Purpose, on the other hand, is what gets you off the couch and into the game of life. We are multi-purpose people. All of us share the common purpose to love God, ourselves and others; we are Lover by name. We are also made to bear the fruit of the Spirit (lots more on this next week). Our talents can point us to some things we are made to do, in the way I might say about my leggy daughter that she was “born to run.” Our purposes are also evidenced by what brings us joy. Purpose is also often born out of pain: from our own wounds, we work to heal the wounds of the world.
At 44, I now know both my value and my purpose, but like Kelly, I have to remember which one serves the other. I have to believe in how much God loves me so that I can pause my purpose-driven activities in order to, yes, go back to sitting on my couch. Because of God’s message to me, I can be still and hear, “Hello, Beloved. Rest up. Enjoy ‘Downton Abby’ and a cuddle with your kids,” rather than listen to the enemy say, “Hey, you big loser. Go back to your laptop and try to book another speaking engagement.” If the enemy tries the later, I tell him to stuff it.
So. What about you?

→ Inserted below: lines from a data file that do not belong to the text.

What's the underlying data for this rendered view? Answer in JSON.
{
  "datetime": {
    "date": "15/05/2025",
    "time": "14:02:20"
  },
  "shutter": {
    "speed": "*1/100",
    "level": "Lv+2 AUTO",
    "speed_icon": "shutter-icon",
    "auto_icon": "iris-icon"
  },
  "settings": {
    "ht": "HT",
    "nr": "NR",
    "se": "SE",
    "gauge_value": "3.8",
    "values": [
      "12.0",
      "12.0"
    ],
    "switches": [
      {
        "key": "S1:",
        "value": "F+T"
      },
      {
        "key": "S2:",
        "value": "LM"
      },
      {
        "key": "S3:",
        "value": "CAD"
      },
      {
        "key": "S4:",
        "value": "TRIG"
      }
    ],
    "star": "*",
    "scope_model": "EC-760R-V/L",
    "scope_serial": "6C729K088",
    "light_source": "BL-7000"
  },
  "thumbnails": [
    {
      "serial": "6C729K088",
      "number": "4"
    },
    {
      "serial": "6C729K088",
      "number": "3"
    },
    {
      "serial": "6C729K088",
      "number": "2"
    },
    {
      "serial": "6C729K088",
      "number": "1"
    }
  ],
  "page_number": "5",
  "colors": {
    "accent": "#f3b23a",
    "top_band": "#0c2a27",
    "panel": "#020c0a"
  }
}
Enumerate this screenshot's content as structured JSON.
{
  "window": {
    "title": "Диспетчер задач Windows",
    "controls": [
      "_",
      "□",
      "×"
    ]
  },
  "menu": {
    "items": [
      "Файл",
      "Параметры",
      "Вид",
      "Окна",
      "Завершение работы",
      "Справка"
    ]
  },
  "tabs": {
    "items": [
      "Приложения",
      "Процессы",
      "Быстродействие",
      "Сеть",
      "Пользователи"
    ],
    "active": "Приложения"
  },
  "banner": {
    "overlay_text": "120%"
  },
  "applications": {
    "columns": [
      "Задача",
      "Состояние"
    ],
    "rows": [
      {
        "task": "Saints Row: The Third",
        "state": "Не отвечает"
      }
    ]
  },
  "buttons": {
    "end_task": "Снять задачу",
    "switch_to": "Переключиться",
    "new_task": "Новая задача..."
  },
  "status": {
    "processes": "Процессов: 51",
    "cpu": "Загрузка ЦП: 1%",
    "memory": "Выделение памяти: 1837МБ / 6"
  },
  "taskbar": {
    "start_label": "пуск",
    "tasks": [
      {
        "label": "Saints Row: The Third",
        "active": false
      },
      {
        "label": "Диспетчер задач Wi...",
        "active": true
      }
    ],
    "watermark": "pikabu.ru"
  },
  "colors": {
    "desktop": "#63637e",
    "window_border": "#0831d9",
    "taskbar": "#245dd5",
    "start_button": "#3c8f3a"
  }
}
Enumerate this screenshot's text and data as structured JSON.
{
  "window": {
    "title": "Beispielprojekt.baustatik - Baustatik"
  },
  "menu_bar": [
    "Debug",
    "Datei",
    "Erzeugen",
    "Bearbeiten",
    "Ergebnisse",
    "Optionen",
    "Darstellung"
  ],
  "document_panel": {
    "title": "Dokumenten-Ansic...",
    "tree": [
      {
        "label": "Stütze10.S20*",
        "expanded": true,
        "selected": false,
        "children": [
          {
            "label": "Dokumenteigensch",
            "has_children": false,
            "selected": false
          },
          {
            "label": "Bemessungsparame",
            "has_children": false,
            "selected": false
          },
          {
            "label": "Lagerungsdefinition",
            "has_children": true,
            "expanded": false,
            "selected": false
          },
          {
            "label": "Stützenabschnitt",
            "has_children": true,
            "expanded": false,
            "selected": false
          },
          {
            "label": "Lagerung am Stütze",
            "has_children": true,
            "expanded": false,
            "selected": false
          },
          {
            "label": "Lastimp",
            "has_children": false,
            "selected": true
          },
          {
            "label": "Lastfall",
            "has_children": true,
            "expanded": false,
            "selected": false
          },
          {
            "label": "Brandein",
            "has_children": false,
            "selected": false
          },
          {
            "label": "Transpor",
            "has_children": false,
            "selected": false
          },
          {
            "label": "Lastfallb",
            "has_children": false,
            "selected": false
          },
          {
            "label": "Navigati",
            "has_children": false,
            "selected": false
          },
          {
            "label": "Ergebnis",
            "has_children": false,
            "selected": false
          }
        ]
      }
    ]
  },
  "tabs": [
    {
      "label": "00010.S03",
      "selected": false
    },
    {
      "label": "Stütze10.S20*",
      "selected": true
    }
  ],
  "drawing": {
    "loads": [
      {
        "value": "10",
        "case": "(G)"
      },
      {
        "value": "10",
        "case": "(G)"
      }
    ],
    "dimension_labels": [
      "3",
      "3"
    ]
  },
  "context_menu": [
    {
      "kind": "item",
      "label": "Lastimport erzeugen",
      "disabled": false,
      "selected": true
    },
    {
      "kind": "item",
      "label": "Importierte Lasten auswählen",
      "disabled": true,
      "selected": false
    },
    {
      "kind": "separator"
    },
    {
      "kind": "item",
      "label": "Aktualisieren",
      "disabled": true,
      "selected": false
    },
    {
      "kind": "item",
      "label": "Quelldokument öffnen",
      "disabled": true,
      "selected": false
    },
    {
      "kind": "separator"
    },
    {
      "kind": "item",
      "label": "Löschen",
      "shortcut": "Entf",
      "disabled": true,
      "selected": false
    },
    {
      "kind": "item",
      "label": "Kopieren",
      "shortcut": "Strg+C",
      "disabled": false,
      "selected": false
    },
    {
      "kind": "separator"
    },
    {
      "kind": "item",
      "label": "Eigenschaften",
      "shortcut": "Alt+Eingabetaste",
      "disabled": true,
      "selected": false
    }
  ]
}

Do you know that you don’t have to be stressed out to be valuable?
Culture has a way of measuring our worth by how long we can endure a punishing schedule, and the result is an anxious life. But God meets your need for a name, eternal and infinite value, and purpose. This week, I offer a two-part exercise:
1. Write down some of your multiple purposes. What were you “made to do”?
2. Pay attention to what makes you feel worthy, and what makes you feel weak, worthless, foolish or not-enough this week. What unconscious expectations do you hold for yourself?
I hope you’ll stick with me, because I want you to get free, friends, and there’s lots more to say on this subject! Be you bravely this week, and we’ll talk again soon.